App and web page records
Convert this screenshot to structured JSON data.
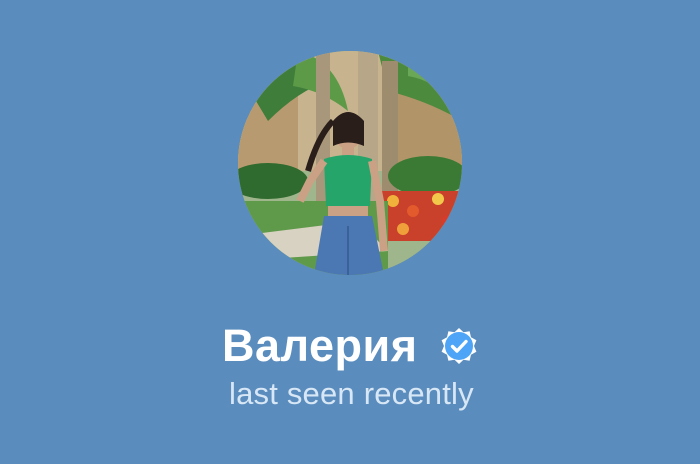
{
  "profile": {
    "name": "Валерия",
    "status": "last seen recently",
    "verified_icon": "verified-check-icon",
    "avatar_icon": "profile-photo"
  },
  "colors": {
    "background": "#5a8cbd",
    "name": "#ffffff",
    "status": "#d8e7f5",
    "badge": "#4ea4f6"
  }
}
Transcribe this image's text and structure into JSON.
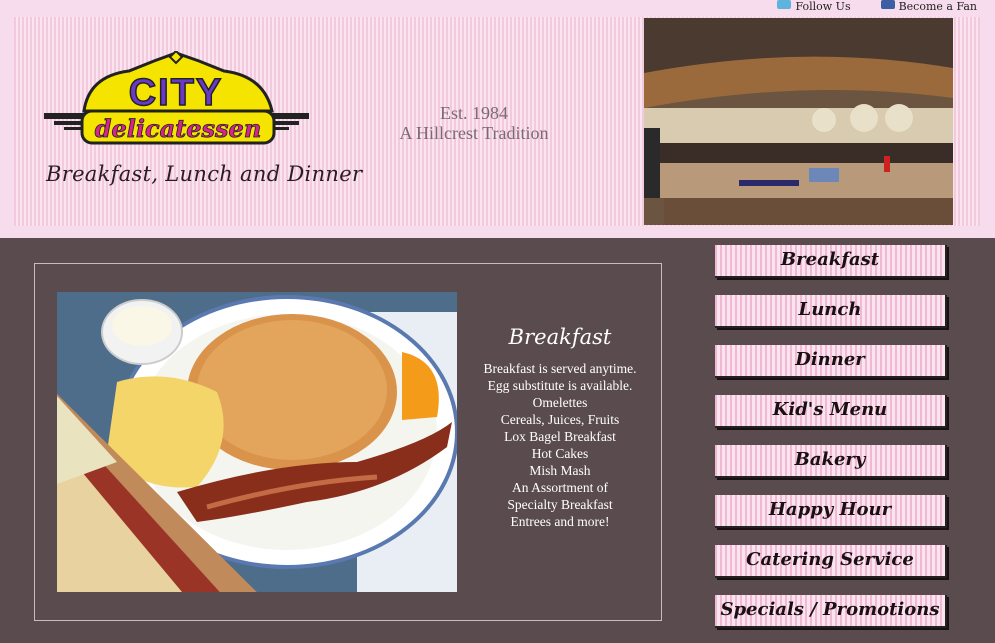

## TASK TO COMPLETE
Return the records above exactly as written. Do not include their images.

## RESPONSE TO THE EXERCISE
Convert this screenshot to structured JSON data.
{
  "profile": {
    "name": "Валерия",
    "status": "last seen recently",
    "verified_icon": "verified-check-icon",
    "avatar_icon": "profile-photo"
  },
  "colors": {
    "background": "#5a8cbd",
    "name": "#ffffff",
    "status": "#d8e7f5",
    "badge": "#4ea4f6"
  }
}
Transcribe this image's text and structure into JSON.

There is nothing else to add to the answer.